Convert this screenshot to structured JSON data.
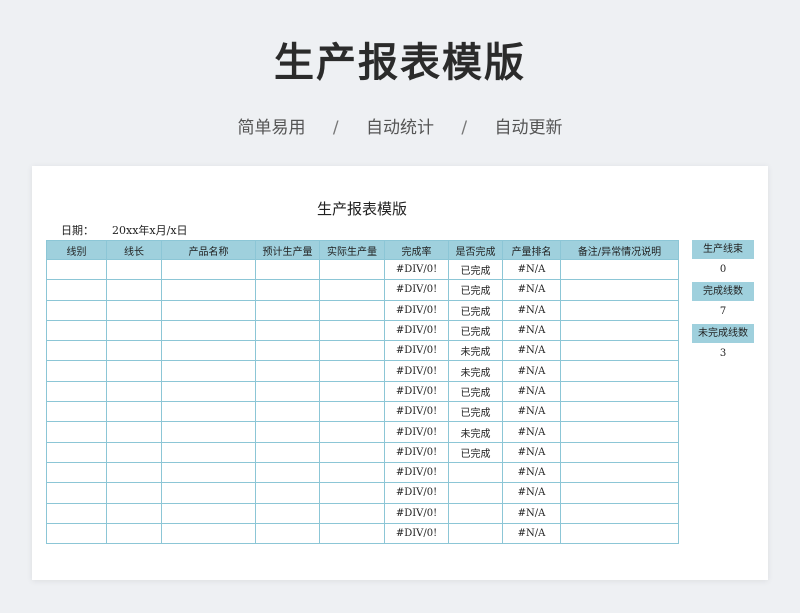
{
  "hero": {
    "title": "生产报表模版",
    "features": [
      "简单易用",
      "自动统计",
      "自动更新"
    ],
    "separator": "/"
  },
  "sheet": {
    "title": "生产报表模版",
    "date_label": "日期：",
    "date_value": "20xx年x月/x日",
    "columns": [
      "线别",
      "线长",
      "产品名称",
      "预计生产量",
      "实际生产量",
      "完成率",
      "是否完成",
      "产量排名",
      "备注/异常情况说明"
    ],
    "rows": [
      [
        "",
        "",
        "",
        "",
        "",
        "#DIV/0!",
        "已完成",
        "#N/A",
        ""
      ],
      [
        "",
        "",
        "",
        "",
        "",
        "#DIV/0!",
        "已完成",
        "#N/A",
        ""
      ],
      [
        "",
        "",
        "",
        "",
        "",
        "#DIV/0!",
        "已完成",
        "#N/A",
        ""
      ],
      [
        "",
        "",
        "",
        "",
        "",
        "#DIV/0!",
        "已完成",
        "#N/A",
        ""
      ],
      [
        "",
        "",
        "",
        "",
        "",
        "#DIV/0!",
        "未完成",
        "#N/A",
        ""
      ],
      [
        "",
        "",
        "",
        "",
        "",
        "#DIV/0!",
        "未完成",
        "#N/A",
        ""
      ],
      [
        "",
        "",
        "",
        "",
        "",
        "#DIV/0!",
        "已完成",
        "#N/A",
        ""
      ],
      [
        "",
        "",
        "",
        "",
        "",
        "#DIV/0!",
        "已完成",
        "#N/A",
        ""
      ],
      [
        "",
        "",
        "",
        "",
        "",
        "#DIV/0!",
        "未完成",
        "#N/A",
        ""
      ],
      [
        "",
        "",
        "",
        "",
        "",
        "#DIV/0!",
        "已完成",
        "#N/A",
        ""
      ],
      [
        "",
        "",
        "",
        "",
        "",
        "#DIV/0!",
        "",
        "#N/A",
        ""
      ],
      [
        "",
        "",
        "",
        "",
        "",
        "#DIV/0!",
        "",
        "#N/A",
        ""
      ],
      [
        "",
        "",
        "",
        "",
        "",
        "#DIV/0!",
        "",
        "#N/A",
        ""
      ],
      [
        "",
        "",
        "",
        "",
        "",
        "#DIV/0!",
        "",
        "#N/A",
        ""
      ]
    ],
    "summary": [
      {
        "label": "生产线束",
        "value": "0"
      },
      {
        "label": "完成线数",
        "value": "7"
      },
      {
        "label": "未完成线数",
        "value": "3"
      }
    ]
  },
  "colors": {
    "header_bg": "#9fd0dd",
    "border": "#8cc6d6",
    "page_bg": "#eef0f3"
  }
}
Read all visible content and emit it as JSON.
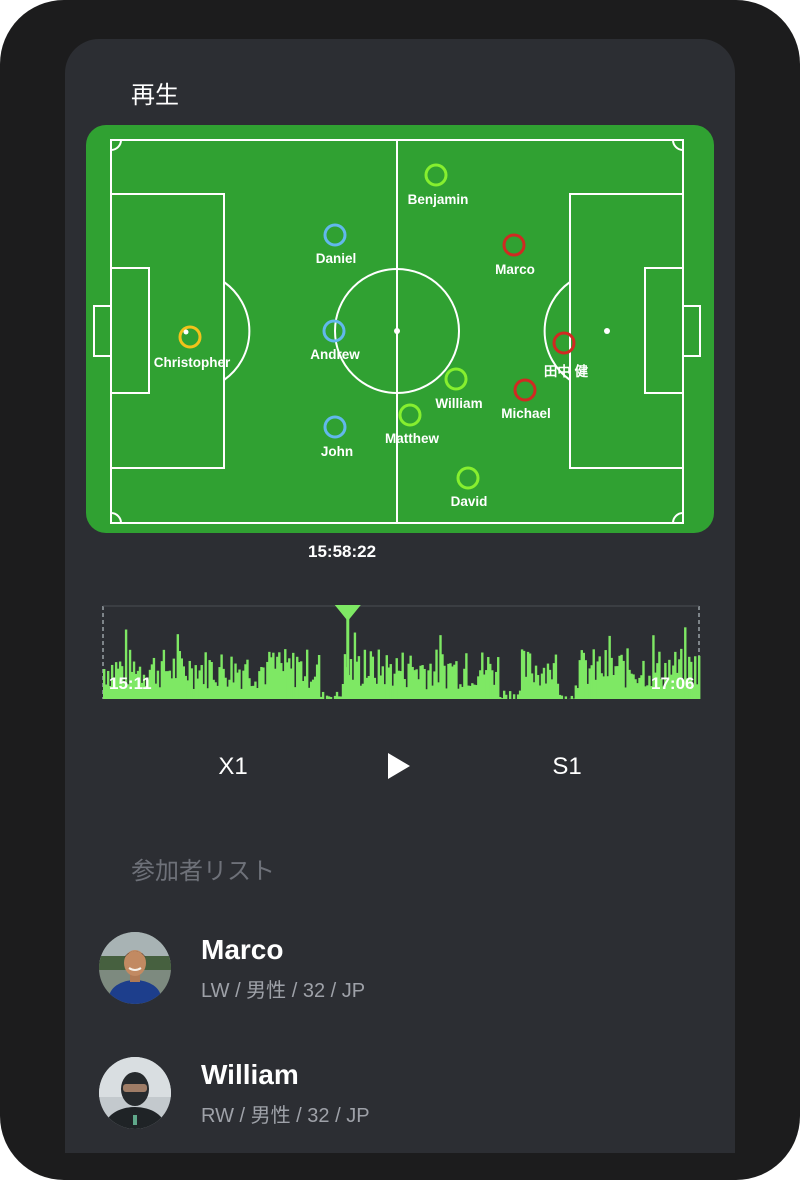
{
  "screen_title": "再生",
  "field": {
    "players": [
      {
        "name": "Benjamin",
        "team": "green"
      },
      {
        "name": "Daniel",
        "team": "blue"
      },
      {
        "name": "Marco",
        "team": "red"
      },
      {
        "name": "Christopher",
        "team": "yellow"
      },
      {
        "name": "Andrew",
        "team": "blue"
      },
      {
        "name": "田中 健",
        "team": "red"
      },
      {
        "name": "William",
        "team": "green"
      },
      {
        "name": "Michael",
        "team": "red"
      },
      {
        "name": "Matthew",
        "team": "green"
      },
      {
        "name": "John",
        "team": "blue"
      },
      {
        "name": "David",
        "team": "green"
      }
    ],
    "colors": {
      "pitch": "#30a132",
      "lines": "#ffffff",
      "green": "#86ef2f",
      "blue": "#62b8ec",
      "red": "#d02a22",
      "yellow": "#f2c21b"
    }
  },
  "timeline": {
    "start": "15:11",
    "end": "17:06",
    "cursor": "15:58:22",
    "cursor_fraction": 0.41,
    "bar_color": "#7ee864"
  },
  "controls": {
    "speed_label": "X1",
    "play_icon": "play-icon",
    "step_label": "S1"
  },
  "participants_title": "参加者リスト",
  "participants": [
    {
      "name": "Marco",
      "info": "LW / 男性 / 32 / JP"
    },
    {
      "name": "William",
      "info": "RW / 男性 / 32 / JP"
    }
  ]
}
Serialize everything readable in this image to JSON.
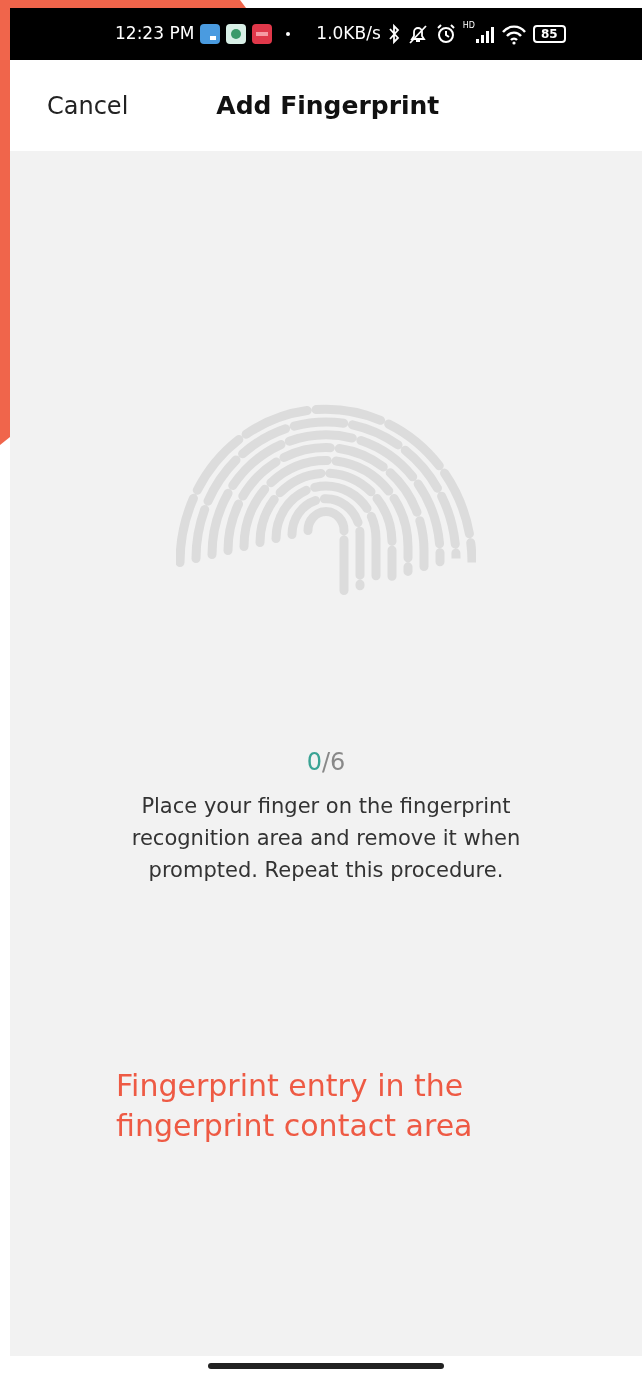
{
  "status_bar": {
    "time": "12:23 PM",
    "speed": "1.0KB/s",
    "network_label": "HD",
    "battery": "85"
  },
  "header": {
    "cancel": "Cancel",
    "title": "Add Fingerprint"
  },
  "progress": {
    "current": "0",
    "total": "/6"
  },
  "instruction": "Place your finger on the fingerprint recognition area and remove it when prompted. Repeat this procedure.",
  "annotation": "Fingerprint entry in the fingerprint contact area"
}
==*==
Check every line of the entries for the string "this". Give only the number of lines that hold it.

Answer box | 3